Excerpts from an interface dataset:
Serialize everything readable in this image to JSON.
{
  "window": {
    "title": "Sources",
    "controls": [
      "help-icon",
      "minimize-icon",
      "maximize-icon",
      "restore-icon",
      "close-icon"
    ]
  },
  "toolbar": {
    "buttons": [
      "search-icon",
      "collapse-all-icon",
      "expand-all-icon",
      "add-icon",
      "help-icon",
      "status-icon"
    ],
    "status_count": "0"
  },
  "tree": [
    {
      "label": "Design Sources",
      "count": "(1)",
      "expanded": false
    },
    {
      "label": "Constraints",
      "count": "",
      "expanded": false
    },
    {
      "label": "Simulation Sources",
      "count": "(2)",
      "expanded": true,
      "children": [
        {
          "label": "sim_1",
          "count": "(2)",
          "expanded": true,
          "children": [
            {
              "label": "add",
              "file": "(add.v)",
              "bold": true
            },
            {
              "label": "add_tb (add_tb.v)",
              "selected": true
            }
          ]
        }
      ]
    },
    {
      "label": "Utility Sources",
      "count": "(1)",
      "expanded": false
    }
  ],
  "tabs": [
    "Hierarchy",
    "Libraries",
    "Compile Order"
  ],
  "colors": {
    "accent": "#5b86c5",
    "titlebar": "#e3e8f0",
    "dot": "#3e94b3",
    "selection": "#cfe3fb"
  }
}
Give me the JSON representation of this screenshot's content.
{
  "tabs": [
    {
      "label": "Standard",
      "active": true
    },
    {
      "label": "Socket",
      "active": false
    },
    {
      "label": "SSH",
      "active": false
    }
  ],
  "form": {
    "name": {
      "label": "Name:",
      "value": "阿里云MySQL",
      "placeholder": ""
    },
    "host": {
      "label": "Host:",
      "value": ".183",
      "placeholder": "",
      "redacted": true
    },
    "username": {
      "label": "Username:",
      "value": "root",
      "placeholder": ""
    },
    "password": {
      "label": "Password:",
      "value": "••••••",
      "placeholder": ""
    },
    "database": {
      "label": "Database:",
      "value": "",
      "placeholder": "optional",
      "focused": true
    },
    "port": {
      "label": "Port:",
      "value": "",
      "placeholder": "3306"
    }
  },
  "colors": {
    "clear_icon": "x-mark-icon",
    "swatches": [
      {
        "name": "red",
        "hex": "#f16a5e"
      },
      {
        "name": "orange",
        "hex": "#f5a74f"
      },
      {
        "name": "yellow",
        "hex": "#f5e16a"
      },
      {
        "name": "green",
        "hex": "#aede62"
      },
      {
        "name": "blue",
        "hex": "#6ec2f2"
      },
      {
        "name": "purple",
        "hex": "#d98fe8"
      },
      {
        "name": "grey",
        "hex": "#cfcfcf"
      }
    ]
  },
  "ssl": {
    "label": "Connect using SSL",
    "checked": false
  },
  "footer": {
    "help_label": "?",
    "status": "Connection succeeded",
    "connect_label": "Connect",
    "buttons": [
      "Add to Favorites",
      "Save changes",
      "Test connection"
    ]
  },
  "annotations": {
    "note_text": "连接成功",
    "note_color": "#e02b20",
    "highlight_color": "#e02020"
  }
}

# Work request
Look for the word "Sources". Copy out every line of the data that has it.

# Written solution
    "title": "Sources",
      "label": "Design Sources",
      "label": "Simulation Sources",
      "label": "Utility Sources",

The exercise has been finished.